Redfin has some nice new blogs about L.A., as y'all know. Here's an excerpt from a recent post by Ron DeGenova that I found particularly interesting. Ron is an appraiser who refused to green-light a deal:
"Today, a tragic thing happened when I was appraising a townhome for a purchase... I was assigned to appraise a 2000 sq/ft. 3 bedrooms, 2.5 bath townhome in Newhall, in the city of Santa Clarita. The subject property was built in 1978 and about a year ago, these townhomes were going for about $470,000. Today, I am seeing comparables at $420,000 and $435,000. The seller purchased the subject in March 2007 for $404,000. Per the listing agent, it was a fixer. I was told that the current owner put about $25,000 in up-grades and listed it on the MLS this June for $474,900. A buyer has come along and offered $470,000.
"YIKES! Put on the breaks! The bank has to fund the loan yet. At this point, I am asked to step in and supply to the bank an appraisal report, to verify if the value is there. I am sad to report that comparables in the area do not support the value.

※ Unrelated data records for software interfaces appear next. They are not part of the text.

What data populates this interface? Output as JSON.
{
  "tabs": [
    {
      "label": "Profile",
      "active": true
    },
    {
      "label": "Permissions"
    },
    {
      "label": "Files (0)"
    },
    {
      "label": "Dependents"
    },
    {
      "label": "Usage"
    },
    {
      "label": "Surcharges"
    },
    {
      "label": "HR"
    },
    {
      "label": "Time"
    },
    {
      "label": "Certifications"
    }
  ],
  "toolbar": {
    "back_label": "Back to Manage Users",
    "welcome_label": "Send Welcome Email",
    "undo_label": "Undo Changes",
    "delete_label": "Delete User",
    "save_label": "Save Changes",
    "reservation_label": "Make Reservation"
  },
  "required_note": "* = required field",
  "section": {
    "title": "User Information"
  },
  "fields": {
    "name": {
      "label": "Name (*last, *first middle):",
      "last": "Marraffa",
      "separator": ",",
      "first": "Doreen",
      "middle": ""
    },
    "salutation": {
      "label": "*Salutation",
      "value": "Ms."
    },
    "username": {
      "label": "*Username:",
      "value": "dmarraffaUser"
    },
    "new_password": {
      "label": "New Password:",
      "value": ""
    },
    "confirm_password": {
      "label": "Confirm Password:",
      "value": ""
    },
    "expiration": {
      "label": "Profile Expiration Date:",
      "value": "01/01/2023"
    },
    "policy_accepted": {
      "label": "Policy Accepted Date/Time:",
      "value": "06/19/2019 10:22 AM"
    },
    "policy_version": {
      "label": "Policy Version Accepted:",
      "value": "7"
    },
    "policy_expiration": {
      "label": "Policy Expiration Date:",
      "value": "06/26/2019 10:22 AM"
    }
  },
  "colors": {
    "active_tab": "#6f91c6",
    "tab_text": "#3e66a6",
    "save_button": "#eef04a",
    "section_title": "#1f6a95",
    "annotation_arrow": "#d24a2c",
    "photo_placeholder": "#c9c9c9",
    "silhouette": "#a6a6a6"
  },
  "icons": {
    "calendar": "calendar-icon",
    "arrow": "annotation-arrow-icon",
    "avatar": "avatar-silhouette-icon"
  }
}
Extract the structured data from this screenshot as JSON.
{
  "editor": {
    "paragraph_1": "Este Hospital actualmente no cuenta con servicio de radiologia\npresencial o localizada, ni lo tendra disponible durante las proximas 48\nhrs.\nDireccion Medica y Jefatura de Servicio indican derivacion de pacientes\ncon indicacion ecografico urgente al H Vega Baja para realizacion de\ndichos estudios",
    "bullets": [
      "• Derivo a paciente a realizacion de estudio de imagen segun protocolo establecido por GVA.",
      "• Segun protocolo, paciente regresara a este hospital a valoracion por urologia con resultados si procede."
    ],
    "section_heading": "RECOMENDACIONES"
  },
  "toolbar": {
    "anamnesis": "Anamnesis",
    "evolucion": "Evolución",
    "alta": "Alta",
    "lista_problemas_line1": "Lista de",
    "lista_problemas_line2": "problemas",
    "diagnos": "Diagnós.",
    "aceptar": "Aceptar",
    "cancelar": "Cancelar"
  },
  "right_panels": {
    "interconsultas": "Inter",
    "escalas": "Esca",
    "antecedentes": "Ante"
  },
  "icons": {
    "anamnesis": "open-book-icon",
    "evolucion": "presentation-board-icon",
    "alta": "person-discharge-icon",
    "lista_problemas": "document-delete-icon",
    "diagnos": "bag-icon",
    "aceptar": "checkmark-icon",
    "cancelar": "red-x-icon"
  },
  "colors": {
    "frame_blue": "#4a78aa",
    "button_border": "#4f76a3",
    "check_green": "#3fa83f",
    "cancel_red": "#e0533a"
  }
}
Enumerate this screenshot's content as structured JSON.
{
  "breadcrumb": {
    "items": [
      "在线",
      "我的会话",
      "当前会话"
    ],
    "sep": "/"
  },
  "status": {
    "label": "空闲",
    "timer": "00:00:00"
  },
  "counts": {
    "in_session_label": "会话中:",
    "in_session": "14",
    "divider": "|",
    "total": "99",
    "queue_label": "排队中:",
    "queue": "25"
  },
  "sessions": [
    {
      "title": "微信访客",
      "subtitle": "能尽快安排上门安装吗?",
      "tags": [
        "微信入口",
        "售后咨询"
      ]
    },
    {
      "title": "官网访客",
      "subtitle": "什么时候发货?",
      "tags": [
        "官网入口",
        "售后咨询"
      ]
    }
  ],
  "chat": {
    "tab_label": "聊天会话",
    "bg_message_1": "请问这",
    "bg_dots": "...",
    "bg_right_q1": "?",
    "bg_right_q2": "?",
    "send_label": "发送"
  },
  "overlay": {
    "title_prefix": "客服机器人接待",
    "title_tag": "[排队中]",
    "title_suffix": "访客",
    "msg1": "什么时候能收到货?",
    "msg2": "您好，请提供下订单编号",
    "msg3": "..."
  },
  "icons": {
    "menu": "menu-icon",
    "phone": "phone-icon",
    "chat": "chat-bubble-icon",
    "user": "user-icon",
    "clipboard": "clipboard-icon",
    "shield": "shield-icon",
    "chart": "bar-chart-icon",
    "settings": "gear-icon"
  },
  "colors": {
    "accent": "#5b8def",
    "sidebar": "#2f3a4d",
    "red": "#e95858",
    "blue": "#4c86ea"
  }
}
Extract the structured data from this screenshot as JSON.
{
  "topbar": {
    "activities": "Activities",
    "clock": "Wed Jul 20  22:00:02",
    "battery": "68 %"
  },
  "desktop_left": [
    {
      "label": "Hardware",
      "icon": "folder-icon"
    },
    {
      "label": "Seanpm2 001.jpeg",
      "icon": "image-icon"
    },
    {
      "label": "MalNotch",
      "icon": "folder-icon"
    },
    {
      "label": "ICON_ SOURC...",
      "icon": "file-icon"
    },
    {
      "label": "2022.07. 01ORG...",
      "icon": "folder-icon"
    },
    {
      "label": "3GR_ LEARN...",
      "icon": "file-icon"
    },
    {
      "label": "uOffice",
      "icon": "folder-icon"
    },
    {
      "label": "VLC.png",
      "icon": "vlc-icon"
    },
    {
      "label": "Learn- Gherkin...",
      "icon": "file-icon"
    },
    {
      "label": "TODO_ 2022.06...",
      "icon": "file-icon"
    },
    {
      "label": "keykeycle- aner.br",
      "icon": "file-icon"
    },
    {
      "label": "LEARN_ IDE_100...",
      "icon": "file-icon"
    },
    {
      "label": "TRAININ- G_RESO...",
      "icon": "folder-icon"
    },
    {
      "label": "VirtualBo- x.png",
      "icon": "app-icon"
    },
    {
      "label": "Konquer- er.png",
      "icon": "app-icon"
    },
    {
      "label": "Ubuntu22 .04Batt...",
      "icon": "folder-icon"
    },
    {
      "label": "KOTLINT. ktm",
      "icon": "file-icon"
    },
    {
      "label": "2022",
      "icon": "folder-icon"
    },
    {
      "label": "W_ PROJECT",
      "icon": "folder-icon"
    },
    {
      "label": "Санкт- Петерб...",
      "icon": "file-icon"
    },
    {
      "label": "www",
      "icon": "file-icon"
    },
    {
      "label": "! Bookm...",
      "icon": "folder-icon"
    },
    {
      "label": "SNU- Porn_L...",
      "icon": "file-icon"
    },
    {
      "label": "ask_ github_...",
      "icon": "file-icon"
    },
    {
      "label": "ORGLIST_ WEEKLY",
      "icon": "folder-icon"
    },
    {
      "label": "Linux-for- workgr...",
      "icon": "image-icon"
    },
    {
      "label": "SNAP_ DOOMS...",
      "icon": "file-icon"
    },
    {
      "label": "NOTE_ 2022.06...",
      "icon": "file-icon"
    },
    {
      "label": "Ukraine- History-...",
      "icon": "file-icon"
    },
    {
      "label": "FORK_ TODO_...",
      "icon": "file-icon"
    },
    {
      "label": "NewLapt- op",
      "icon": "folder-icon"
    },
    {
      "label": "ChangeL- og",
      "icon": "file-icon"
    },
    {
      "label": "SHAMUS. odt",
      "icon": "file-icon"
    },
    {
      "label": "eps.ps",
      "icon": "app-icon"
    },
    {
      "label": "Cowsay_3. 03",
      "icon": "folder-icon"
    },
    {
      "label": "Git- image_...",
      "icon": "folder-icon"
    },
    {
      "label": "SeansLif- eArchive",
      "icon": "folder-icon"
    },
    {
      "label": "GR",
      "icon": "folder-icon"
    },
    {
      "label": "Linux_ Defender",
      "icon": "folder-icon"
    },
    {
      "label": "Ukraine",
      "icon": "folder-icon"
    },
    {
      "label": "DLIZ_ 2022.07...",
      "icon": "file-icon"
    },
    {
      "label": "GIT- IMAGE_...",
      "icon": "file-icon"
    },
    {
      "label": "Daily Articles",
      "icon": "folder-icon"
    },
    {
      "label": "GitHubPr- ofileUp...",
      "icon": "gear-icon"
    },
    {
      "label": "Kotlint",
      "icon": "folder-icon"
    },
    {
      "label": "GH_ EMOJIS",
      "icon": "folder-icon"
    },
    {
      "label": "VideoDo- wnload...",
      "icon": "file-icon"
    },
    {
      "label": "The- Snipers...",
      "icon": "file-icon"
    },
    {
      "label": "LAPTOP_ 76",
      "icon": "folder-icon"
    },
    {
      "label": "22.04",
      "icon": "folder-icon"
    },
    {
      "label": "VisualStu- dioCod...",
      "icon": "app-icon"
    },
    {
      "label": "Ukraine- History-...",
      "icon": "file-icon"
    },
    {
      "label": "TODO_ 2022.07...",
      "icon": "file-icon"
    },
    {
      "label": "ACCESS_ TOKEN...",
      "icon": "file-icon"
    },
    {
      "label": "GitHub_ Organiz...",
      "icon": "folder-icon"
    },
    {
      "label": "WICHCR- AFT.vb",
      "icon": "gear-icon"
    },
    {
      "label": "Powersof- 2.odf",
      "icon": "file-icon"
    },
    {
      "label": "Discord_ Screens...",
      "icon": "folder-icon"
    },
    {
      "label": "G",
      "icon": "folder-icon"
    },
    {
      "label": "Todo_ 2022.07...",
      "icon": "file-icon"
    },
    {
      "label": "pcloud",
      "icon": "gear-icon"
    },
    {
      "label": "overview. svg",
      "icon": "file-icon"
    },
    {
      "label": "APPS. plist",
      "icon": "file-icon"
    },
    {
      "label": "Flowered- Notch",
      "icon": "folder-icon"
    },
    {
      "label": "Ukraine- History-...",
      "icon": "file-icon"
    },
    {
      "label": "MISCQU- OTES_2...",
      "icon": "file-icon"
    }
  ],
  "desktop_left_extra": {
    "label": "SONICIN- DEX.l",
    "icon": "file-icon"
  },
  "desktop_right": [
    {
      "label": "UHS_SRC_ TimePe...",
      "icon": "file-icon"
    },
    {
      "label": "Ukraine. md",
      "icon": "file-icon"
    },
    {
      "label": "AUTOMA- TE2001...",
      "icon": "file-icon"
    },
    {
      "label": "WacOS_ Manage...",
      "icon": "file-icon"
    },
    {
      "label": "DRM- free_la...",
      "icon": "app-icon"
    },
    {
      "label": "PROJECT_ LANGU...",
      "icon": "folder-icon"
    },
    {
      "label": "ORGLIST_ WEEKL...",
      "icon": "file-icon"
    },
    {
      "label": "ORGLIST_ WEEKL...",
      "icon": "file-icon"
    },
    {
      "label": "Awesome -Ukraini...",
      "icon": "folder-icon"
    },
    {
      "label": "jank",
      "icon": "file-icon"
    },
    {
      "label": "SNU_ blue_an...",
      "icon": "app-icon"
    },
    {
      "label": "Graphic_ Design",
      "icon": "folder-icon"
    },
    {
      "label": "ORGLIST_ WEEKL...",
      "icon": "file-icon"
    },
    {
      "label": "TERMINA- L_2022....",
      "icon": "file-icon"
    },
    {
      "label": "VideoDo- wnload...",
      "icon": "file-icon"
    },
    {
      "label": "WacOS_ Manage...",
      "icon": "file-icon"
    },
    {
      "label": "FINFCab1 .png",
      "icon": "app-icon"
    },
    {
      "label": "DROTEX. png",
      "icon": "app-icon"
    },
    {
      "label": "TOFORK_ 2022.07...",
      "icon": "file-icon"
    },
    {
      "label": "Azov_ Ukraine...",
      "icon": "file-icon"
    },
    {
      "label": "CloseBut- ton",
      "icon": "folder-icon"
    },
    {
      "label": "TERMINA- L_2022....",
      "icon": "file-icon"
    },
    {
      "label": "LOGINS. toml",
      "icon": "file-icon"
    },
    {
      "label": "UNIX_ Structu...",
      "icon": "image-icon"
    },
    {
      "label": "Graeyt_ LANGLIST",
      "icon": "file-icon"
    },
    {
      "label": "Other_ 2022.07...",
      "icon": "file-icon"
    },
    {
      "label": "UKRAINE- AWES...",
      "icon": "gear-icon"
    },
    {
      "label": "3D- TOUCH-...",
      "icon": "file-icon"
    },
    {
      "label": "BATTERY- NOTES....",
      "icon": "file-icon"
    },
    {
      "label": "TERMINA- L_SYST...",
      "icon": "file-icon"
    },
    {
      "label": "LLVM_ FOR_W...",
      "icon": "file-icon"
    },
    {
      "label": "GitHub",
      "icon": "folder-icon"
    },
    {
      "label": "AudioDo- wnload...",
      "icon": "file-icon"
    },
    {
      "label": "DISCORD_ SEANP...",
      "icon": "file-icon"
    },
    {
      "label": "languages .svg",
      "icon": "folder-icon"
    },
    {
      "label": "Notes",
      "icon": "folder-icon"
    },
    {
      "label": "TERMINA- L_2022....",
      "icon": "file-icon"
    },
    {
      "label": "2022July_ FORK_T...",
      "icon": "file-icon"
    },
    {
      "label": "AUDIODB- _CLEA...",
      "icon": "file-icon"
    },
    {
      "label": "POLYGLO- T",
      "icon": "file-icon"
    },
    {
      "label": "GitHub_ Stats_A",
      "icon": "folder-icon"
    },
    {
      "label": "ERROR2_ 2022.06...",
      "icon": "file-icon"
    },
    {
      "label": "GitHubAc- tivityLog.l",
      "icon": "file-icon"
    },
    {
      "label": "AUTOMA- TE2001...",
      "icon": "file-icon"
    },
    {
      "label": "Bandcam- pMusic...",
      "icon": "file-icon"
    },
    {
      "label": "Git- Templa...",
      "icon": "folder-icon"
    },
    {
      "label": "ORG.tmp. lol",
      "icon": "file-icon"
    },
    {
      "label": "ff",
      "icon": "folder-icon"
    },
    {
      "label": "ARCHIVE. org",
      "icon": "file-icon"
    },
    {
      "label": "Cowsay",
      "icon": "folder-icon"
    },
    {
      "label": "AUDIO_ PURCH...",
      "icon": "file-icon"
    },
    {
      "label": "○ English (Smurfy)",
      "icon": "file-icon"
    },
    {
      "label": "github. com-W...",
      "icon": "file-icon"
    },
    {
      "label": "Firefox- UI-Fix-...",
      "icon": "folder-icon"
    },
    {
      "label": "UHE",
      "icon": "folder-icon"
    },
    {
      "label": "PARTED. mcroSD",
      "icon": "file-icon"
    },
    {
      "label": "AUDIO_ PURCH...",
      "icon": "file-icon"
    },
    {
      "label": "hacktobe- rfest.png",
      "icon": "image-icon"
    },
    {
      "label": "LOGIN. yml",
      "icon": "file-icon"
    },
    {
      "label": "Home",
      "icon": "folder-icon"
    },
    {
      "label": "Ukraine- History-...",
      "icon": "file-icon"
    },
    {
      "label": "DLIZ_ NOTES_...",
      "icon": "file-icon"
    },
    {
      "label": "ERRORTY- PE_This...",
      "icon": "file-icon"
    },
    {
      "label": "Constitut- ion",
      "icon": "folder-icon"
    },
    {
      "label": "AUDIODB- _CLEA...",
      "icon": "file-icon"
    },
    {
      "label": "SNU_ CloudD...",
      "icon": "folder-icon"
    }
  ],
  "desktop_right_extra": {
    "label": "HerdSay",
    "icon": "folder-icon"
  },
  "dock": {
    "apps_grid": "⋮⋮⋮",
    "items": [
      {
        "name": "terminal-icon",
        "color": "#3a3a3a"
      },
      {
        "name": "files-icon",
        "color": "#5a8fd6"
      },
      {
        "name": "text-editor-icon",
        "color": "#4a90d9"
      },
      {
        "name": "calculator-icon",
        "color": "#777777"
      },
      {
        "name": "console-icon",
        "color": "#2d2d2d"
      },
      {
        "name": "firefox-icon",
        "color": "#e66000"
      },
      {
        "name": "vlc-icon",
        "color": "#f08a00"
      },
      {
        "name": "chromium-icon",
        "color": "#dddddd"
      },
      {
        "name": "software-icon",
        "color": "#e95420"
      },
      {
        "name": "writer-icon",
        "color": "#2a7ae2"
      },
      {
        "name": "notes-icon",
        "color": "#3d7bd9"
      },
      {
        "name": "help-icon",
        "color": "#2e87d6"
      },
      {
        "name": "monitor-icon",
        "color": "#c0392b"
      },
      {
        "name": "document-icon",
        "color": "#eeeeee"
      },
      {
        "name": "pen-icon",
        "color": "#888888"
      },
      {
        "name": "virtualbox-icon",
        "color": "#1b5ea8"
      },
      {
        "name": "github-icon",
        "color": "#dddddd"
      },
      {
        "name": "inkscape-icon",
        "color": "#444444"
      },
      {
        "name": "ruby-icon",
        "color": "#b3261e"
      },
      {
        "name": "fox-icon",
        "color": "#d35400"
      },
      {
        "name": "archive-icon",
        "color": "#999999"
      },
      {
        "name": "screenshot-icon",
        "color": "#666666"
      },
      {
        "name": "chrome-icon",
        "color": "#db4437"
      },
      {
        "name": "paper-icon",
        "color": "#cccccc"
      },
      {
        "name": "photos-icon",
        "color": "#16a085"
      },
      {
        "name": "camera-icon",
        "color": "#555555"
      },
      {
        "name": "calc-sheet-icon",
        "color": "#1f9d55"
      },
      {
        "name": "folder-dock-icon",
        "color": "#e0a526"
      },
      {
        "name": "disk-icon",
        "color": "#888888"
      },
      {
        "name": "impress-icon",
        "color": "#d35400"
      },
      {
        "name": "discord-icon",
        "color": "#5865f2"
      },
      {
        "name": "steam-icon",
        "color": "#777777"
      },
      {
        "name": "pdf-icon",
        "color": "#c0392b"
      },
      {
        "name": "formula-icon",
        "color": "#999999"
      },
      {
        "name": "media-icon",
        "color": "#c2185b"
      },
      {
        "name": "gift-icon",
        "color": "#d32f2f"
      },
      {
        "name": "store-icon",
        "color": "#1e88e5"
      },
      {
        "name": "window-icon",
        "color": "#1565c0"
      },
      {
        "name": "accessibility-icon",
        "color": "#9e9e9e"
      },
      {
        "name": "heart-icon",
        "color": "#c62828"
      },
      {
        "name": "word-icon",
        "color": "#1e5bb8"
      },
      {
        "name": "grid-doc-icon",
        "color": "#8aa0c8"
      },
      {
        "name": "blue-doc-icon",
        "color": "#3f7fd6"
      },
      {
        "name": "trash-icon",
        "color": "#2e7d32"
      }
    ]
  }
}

I am then provided a Fee Appraisal report ( an appraisal done independently of the bank). I notice that in order to achieve the value of $470,000, the Fee Appraiser used comps in an adjacent townhouse tract that was built in the year 2001and made only a $10,000 adjustment for age and condition. By definition, a comparable is a property that shares similar characteristics to the subject. A townhouse built in 2001 is not a comp for a property built in 1978. My value for the subject is $435,000. So now the seller and buyer will have to work out how they plan to carry out this deal. The buyer may end up walking from the purchase."Read the whole thing here.